[David Schneider] was reading about recent discoveries of exoplanets. Simply put these are planets orbiting stars other than the sun. The rigs used by the research scientists include massive telescopes, but the fact that they’re using CCD sensors led [David] to wonder if a version of this could be done on the cheap in the backyard. The answer is yes. By capturing and processing data from a barn door tracker he was able to verify a known exoplanet.
Barn Door trackers are devices used to move a camera to compensate for the turning of the earth. This is necessary when taking images throughout the night, as the stars will not remain “stationary” to the camera’s frame without it. The good news is that they’re simple to build, we’ve seen a few over the years.
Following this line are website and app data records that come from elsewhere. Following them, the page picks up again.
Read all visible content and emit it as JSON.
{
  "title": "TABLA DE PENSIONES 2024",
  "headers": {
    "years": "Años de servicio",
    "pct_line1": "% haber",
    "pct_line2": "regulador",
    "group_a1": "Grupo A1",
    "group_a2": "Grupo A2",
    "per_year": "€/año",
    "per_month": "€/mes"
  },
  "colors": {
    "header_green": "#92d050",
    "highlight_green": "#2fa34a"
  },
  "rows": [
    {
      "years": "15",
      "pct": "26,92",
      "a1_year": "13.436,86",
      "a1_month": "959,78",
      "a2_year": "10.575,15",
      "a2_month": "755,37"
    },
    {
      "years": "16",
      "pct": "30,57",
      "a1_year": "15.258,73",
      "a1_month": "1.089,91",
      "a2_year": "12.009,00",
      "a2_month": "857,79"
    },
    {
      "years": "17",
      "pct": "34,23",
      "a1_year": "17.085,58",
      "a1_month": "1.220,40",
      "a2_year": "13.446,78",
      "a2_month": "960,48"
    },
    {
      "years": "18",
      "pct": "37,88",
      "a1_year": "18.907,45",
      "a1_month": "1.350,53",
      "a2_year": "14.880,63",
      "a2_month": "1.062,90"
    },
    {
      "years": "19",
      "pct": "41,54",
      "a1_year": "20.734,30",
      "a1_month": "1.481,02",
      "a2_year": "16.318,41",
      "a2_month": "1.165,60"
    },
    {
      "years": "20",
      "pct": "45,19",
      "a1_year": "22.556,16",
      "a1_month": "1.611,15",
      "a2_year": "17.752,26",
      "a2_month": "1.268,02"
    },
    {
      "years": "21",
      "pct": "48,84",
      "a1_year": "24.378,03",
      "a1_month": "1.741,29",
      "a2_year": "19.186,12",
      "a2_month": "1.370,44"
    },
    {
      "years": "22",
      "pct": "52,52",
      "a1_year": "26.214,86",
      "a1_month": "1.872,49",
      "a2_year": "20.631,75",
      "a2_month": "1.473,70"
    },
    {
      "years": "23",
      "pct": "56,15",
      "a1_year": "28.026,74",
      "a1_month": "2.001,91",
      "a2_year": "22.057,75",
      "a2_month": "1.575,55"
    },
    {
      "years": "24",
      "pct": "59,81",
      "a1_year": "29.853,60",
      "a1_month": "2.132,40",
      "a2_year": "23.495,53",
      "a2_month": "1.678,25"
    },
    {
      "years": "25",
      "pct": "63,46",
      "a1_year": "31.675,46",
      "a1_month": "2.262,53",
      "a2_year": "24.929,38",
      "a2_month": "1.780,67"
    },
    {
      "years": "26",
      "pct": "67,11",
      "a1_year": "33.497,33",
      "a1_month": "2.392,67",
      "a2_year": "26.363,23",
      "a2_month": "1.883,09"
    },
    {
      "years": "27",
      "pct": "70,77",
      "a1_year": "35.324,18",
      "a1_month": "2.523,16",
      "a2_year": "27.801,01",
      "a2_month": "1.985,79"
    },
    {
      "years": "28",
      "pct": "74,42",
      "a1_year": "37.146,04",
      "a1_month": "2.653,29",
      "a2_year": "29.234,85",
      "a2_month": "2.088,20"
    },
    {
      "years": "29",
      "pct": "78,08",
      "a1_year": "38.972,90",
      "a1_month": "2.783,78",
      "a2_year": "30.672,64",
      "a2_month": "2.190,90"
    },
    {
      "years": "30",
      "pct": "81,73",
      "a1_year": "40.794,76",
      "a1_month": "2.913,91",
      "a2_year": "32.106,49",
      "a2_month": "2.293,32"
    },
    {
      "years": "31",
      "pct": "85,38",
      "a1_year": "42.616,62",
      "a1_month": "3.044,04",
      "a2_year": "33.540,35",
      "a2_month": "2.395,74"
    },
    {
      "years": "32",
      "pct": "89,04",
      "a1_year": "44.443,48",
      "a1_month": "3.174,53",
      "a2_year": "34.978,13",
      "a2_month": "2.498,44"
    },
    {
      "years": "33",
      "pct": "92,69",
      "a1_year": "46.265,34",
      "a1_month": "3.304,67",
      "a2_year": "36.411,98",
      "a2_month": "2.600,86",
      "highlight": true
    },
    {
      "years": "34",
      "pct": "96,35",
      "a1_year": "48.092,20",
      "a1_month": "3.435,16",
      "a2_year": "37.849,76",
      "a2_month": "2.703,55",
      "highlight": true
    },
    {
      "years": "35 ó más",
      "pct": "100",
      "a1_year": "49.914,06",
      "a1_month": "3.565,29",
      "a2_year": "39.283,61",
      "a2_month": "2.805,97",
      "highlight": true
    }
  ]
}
Other than having to wait until his part of the earth was pointed in the correct direction (on a clear night) at the same time as an exoplanet transit, [David] was ready to harvest all the data he needed. This part gets interesting really quickly. The camera needed to catch the planet passing in between the earth and the star it revolves around (called a transit). The data to prove this happened is really subtle. To uncover it [David] needed to control the data set for atmospheric changes by referencing several other stars. From there he focused on the data for the transit target and compared points across the entire set of captured images. The result is a dip in brightness that matches the specifications of the original discovery.
[David] explains the entire process in the clip after the break.